Storyglossia, what is it?

"Storyglossia" is a word coined by editor Steven J. McDermott.

Stories matter.

Richard Rorty says this about novels:

What novels do for us is to let us know how people quite unlike ourselves think of themselves, how they contrive to put actions that appall us in a good light, how they give their lives meaning. The problem of how to live our own lives then becomes a problem of how to balance our needs against theirs, and their self-descriptions against ours. To have a more educated, developed and sophisticated moral outlook is to be able to grasp more of these needs, and to understand more of these self-descriptions.

From Richard Rorty's lecture on Redemption.

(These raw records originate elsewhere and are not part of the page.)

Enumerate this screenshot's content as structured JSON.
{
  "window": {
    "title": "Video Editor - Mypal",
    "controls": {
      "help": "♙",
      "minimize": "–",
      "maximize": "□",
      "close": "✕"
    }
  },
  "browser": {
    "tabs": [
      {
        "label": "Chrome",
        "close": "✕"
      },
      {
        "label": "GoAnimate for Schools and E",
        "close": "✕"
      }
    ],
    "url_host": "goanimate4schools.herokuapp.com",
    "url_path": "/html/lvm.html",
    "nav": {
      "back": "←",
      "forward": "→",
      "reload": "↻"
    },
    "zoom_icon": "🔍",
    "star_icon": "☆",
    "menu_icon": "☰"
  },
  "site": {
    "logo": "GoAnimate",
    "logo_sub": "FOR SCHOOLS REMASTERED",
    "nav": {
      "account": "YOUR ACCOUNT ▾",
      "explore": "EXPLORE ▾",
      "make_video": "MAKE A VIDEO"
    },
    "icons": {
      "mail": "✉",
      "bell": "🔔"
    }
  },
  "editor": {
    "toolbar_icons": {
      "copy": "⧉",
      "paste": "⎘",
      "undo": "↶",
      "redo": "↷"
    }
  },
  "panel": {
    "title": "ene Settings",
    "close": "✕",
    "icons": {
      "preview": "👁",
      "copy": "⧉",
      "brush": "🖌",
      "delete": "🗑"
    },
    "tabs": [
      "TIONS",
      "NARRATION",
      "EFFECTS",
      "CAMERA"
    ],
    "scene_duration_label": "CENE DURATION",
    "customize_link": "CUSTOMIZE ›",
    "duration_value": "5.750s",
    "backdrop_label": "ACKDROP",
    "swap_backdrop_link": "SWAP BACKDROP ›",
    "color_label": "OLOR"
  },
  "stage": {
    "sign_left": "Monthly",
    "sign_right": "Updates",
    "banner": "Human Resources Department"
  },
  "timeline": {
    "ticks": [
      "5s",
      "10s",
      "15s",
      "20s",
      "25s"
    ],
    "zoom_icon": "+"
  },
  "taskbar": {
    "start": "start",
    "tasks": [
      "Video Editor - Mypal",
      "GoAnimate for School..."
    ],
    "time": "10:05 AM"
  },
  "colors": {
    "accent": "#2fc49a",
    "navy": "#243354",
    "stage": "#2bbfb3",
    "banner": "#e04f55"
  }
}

Stories matter more than novels in that regard. A diverse collection of stories can introduce you to more perspectives on life, and do so faster, than a novel can. A novel may take you deeper into a particular perspective than a story will, but if you read an equivalent number of story pages, all by different writers, your perspective on life is certain to be enlarged more than it would have been from reading a single novel, or perhaps even several novels.

Enlarge your perspective. Read STORYGLOSSIA